- Problem -
Print out the records in full, keeping each word unchanged.

- Data shown -
┌──

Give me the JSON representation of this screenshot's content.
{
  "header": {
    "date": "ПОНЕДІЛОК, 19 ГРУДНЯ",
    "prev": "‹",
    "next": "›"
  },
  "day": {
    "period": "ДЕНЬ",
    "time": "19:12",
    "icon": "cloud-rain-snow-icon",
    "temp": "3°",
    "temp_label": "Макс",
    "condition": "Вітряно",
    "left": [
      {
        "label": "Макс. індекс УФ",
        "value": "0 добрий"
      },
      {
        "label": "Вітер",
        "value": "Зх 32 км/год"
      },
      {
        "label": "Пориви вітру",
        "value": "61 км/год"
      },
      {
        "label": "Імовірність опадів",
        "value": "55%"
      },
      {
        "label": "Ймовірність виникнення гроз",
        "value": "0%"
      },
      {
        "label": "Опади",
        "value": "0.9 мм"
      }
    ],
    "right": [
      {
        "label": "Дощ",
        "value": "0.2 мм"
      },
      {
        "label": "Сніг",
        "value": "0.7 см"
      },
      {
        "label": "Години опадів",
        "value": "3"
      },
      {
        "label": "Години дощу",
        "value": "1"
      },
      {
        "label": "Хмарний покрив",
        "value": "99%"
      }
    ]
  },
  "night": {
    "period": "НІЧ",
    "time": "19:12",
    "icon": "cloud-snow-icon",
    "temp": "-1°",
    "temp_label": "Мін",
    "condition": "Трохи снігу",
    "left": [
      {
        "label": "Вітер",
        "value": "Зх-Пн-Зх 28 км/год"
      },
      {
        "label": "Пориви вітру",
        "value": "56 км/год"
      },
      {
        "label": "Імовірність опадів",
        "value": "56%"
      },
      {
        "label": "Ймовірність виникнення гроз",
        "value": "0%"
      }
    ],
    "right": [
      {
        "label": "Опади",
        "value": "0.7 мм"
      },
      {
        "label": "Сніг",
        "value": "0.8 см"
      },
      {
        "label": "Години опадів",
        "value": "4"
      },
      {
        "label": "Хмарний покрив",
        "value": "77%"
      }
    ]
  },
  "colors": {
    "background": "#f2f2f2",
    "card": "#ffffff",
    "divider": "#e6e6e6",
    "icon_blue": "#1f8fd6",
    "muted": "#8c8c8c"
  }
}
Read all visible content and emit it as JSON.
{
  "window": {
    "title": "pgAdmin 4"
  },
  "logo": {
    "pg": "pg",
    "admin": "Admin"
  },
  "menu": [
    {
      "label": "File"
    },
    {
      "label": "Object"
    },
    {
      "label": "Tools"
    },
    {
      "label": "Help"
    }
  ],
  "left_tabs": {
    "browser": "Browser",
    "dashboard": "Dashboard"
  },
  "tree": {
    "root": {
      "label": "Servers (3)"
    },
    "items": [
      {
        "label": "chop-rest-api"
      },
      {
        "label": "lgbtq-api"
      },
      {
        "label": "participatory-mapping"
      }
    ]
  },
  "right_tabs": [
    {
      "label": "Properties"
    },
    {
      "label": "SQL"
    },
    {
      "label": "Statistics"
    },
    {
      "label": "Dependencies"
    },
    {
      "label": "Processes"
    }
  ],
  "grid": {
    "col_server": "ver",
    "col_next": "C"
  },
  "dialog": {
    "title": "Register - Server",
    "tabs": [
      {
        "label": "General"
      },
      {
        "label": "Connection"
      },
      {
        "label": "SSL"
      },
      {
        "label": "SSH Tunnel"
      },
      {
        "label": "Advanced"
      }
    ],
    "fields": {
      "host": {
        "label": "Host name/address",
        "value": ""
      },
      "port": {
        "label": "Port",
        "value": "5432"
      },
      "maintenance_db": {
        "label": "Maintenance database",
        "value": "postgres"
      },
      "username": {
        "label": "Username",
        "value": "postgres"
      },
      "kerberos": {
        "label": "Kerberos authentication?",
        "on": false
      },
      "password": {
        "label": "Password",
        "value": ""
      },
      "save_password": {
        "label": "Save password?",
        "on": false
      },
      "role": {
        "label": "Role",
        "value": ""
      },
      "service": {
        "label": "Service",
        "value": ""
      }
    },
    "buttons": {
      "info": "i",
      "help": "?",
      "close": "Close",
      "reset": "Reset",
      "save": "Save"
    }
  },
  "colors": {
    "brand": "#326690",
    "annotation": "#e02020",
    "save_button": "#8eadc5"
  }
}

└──

- Reply to the exercise -
Give me the JSON representation of this screenshot's content.
{
  "header": {
    "date": "ПОНЕДІЛОК, 19 ГРУДНЯ",
    "prev": "‹",
    "next": "›"
  },
  "day": {
    "period": "ДЕНЬ",
    "time": "19:12",
    "icon": "cloud-rain-snow-icon",
    "temp": "3°",
    "temp_label": "Макс",
    "condition": "Вітряно",
    "left": [
      {
        "label": "Макс. індекс УФ",
        "value": "0 добрий"
      },
      {
        "label": "Вітер",
        "value": "Зх 32 км/год"
      },
      {
        "label": "Пориви вітру",
        "value": "61 км/год"
      },
      {
        "label": "Імовірність опадів",
        "value": "55%"
      },
      {
        "label": "Ймовірність виникнення гроз",
        "value": "0%"
      },
      {
        "label": "Опади",
        "value": "0.9 мм"
      }
    ],
    "right": [
      {
        "label": "Дощ",
        "value": "0.2 мм"
      },
      {
        "label": "Сніг",
        "value": "0.7 см"
      },
      {
        "label": "Години опадів",
        "value": "3"
      },
      {
        "label": "Години дощу",
        "value": "1"
      },
      {
        "label": "Хмарний покрив",
        "value": "99%"
      }
    ]
  },
  "night": {
    "period": "НІЧ",
    "time": "19:12",
    "icon": "cloud-snow-icon",
    "temp": "-1°",
    "temp_label": "Мін",
    "condition": "Трохи снігу",
    "left": [
      {
        "label": "Вітер",
        "value": "Зх-Пн-Зх 28 км/год"
      },
      {
        "label": "Пориви вітру",
        "value": "56 км/год"
      },
      {
        "label": "Імовірність опадів",
        "value": "56%"
      },
      {
        "label": "Ймовірність виникнення гроз",
        "value": "0%"
      }
    ],
    "right": [
      {
        "label": "Опади",
        "value": "0.7 мм"
      },
      {
        "label": "Сніг",
        "value": "0.8 см"
      },
      {
        "label": "Години опадів",
        "value": "4"
      },
      {
        "label": "Хмарний покрив",
        "value": "77%"
      }
    ]
  },
  "colors": {
    "background": "#f2f2f2",
    "card": "#ffffff",
    "divider": "#e6e6e6",
    "icon_blue": "#1f8fd6",
    "muted": "#8c8c8c"
  }
}
Read all visible content and emit it as JSON.
{
  "window": {
    "title": "pgAdmin 4"
  },
  "logo": {
    "pg": "pg",
    "admin": "Admin"
  },
  "menu": [
    {
      "label": "File"
    },
    {
      "label": "Object"
    },
    {
      "label": "Tools"
    },
    {
      "label": "Help"
    }
  ],
  "left_tabs": {
    "browser": "Browser",
    "dashboard": "Dashboard"
  },
  "tree": {
    "root": {
      "label": "Servers (3)"
    },
    "items": [
      {
        "label": "chop-rest-api"
      },
      {
        "label": "lgbtq-api"
      },
      {
        "label": "participatory-mapping"
      }
    ]
  },
  "right_tabs": [
    {
      "label": "Properties"
    },
    {
      "label": "SQL"
    },
    {
      "label": "Statistics"
    },
    {
      "label": "Dependencies"
    },
    {
      "label": "Processes"
    }
  ],
  "grid": {
    "col_server": "ver",
    "col_next": "C"
  },
  "dialog": {
    "title": "Register - Server",
    "tabs": [
      {
        "label": "General"
      },
      {
        "label": "Connection"
      },
      {
        "label": "SSL"
      },
      {
        "label": "SSH Tunnel"
      },
      {
        "label": "Advanced"
      }
    ],
    "fields": {
      "host": {
        "label": "Host name/address",
        "value": ""
      },
      "port": {
        "label": "Port",
        "value": "5432"
      },
      "maintenance_db": {
        "label": "Maintenance database",
        "value": "postgres"
      },
      "username": {
        "label": "Username",
        "value": "postgres"
      },
      "kerberos": {
        "label": "Kerberos authentication?",
        "on": false
      },
      "password": {
        "label": "Password",
        "value": ""
      },
      "save_password": {
        "label": "Save password?",
        "on": false
      },
      "role": {
        "label": "Role",
        "value": ""
      },
      "service": {
        "label": "Service",
        "value": ""
      }
    },
    "buttons": {
      "info": "i",
      "help": "?",
      "close": "Close",
      "reset": "Reset",
      "save": "Save"
    }
  },
  "colors": {
    "brand": "#326690",
    "annotation": "#e02020",
    "save_button": "#8eadc5"
  }
}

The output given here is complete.